Child trafficking persists in Nepal, and many believe it was made worse by the instability caused by the 2015 earthquakes. You’re not going to solve this global injustice in one swoop, but you can save one child at a time.

With the right plan in place, you can also work to bring about the long term systemic change that will stop child trafficking and bring all its offshoots to an end.

Read on to discover three things about child trafficking and what you can do to stop it. Here’s what you’ll learn in this 2-part article:

  • Who is at risk of child trafficking in Nepal
  • How we can protect children and stop them from being trafficked
  • The options available once a child is rescued

Who Is at Risk of Child Trafficking in Nepal

to stop child trafficking you must understand its causes which are like the roots of a diseased tree

The causes of child trafficking are numerous, but at the core there is just one: extreme poverty and need. Right next to that is a lack of education, particularly among girls. If you want to permanently stop child trafficking, you’ve got to do something about those two root causes.

But extending out from those roots like a diseased tree, many other vulnerabilities have arisen among children in Nepal, and most of these causes of child trafficking affect kids in other countries too.

This report from UNICEF adds scant employment opportunities, gender discrimination, and a lack of awareness among the most vulnerable people as other causes of child trafficking.

With all these causes in mind, here’s who is most at risk of being trafficked in Nepal:

    • Kids who get thrown out of their homes. This happens for all sorts of reasons, but often their original parents are out of the picture, and their new caretakers aren’t as invested in their development. But this can also stem from poverty, and the parents (or other relatives) sometimes choose some kids over others
    • Kids running away from abuse and neglect
    • Kids who have lost their parents and have nowhere else to go. These kids end up on their own, scavenging just to survive
    • Kids who get sold by their own parents. This can happen deliberately – some parents just want the money. It can also happen ignorantly – pointing back to the lack of awareness referred to in the UNICEF report (see how WPC Nepal’s human trafficking awareness program educates parents and kids on how to know when they’re being deceived by a child trafficker)
    • Kids whose parents do love them but can’t provide for them

Common Thread Among Child Trafficking Risk Factors

Do you see the common thread of poverty linking all these together? Child trafficking happens in part because there’s no one there to rescue the kids who are in immediate need. But to permanently stop it, we will need to shift the ground on which the entire society rests. Can both be done? Yes! Keep reading, and see how it’s already happening.

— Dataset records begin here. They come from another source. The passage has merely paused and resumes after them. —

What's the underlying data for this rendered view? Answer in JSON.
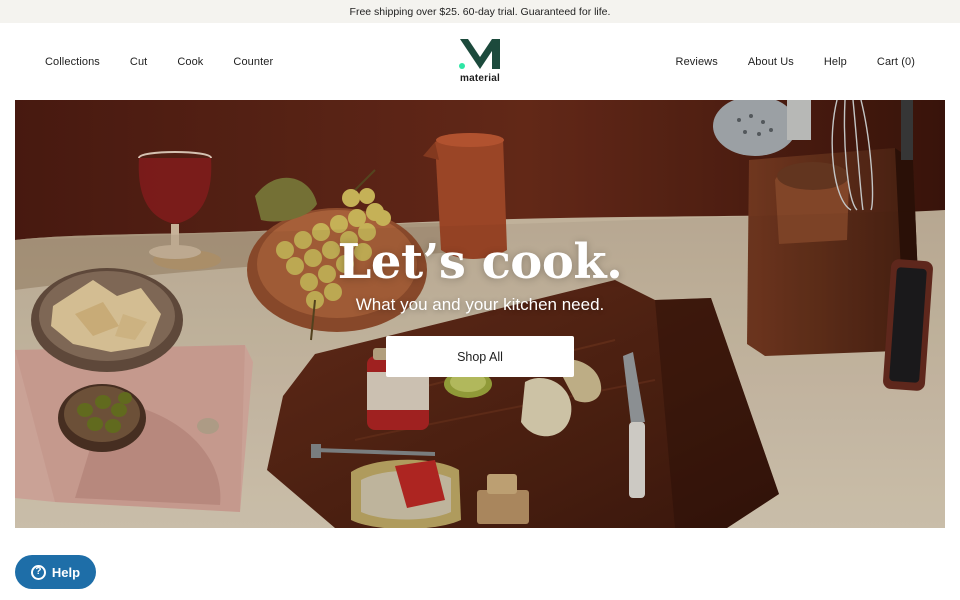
{
  "announcement": "Free shipping over $25. 60-day trial. Guaranteed for life.",
  "nav_left": [
    "Collections",
    "Cut",
    "Cook",
    "Counter"
  ],
  "nav_right": [
    "Reviews",
    "About Us",
    "Help",
    "Cart (0)"
  ],
  "logo": {
    "text": "material",
    "mark_color": "#1c4a3c",
    "dot_color": "#2ee6a5"
  },
  "hero": {
    "title": "Let’s cook.",
    "subtitle": "What you and your kitchen need.",
    "cta_label": "Shop All"
  },
  "help_widget": {
    "label": "Help",
    "icon": "question-mark-icon",
    "color": "#1e6ea8"
  }
}
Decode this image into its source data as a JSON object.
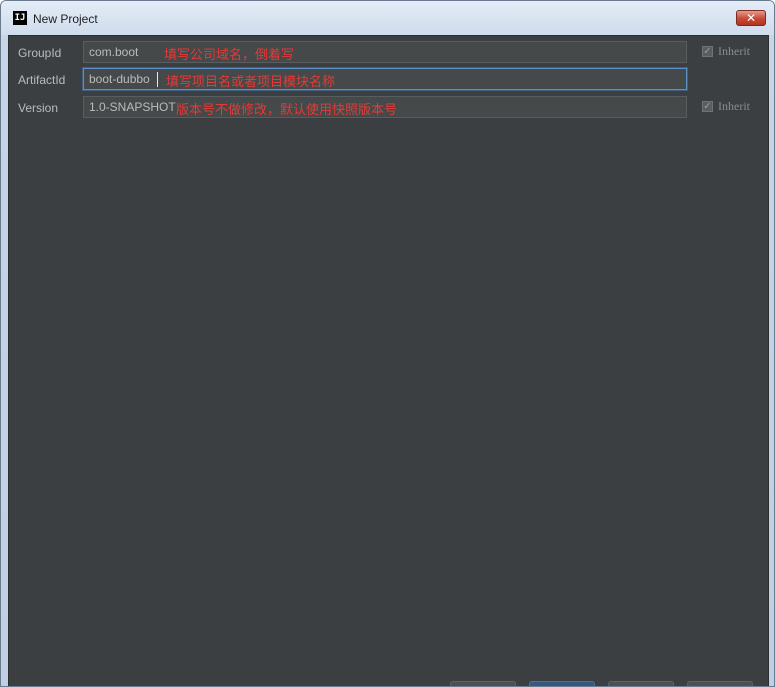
{
  "window": {
    "title": "New Project",
    "icon_text": "IJ",
    "close_glyph": "✕"
  },
  "form": {
    "group_id": {
      "label": "GroupId",
      "value": "com.boot",
      "annotation": "填写公司域名，倒着写",
      "inherit_label": "Inherit",
      "inherit_checked": true
    },
    "artifact_id": {
      "label": "ArtifactId",
      "value": "boot-dubbo",
      "annotation": "填写项目名或者项目模块名称"
    },
    "version": {
      "label": "Version",
      "value": "1.0-SNAPSHOT",
      "annotation": "版本号不做修改，默认使用快照版本号",
      "inherit_label": "Inherit",
      "inherit_checked": true
    }
  },
  "colors": {
    "annotation": "#e53a35",
    "panel_background": "#3c3f41",
    "focus_border": "#5b8fc7"
  }
}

Traffickers prey on these vulnerable kids and on their parents and relatives. According to one very in-depth study of child trafficking, “All offer a false promise of a better life elsewhere (e.g., employment, modeling, marriage). In other cases, poverty-stricken families sell their children in a desperate attempt to purchase food.”

Child traffickers specialize in deception that exploits families and children who want a better life. They tell them about a great opportunity, like a school they can finally afford or some other far-away promise that seems like their best chance to give their kids a better life.

Often, the trafficker is well-dressed and convincing. More often than you might think, they are women. And not all child trafficking is about sex slavery, though that’s the most common. More and more kids are beingto stop child trafficking you must find a way to stop kids from being taken to other countries sent into forced labor like brick kilns, circuses, and factories, as reported by this New Zealand article.

They get sent to big cities like Kathmandu. They get sent to other countries, most commonly India and places in the Middle East. Some are sold. Others go voluntarily, believing they’ve found a better opportunity than what’s available in Nepal, only to learn after their passports get confiscated that they’ve been tricked and have no way out.

This is how child trafficking happens in Nepal. Other countries have similar characteristics.

So how can you stop this injustice from spreading and continuing to destroy children’s lives?

Read Part 2 and see what’s already working to stop child trafficking, and how you can help fight for kids who need someone like you on their side.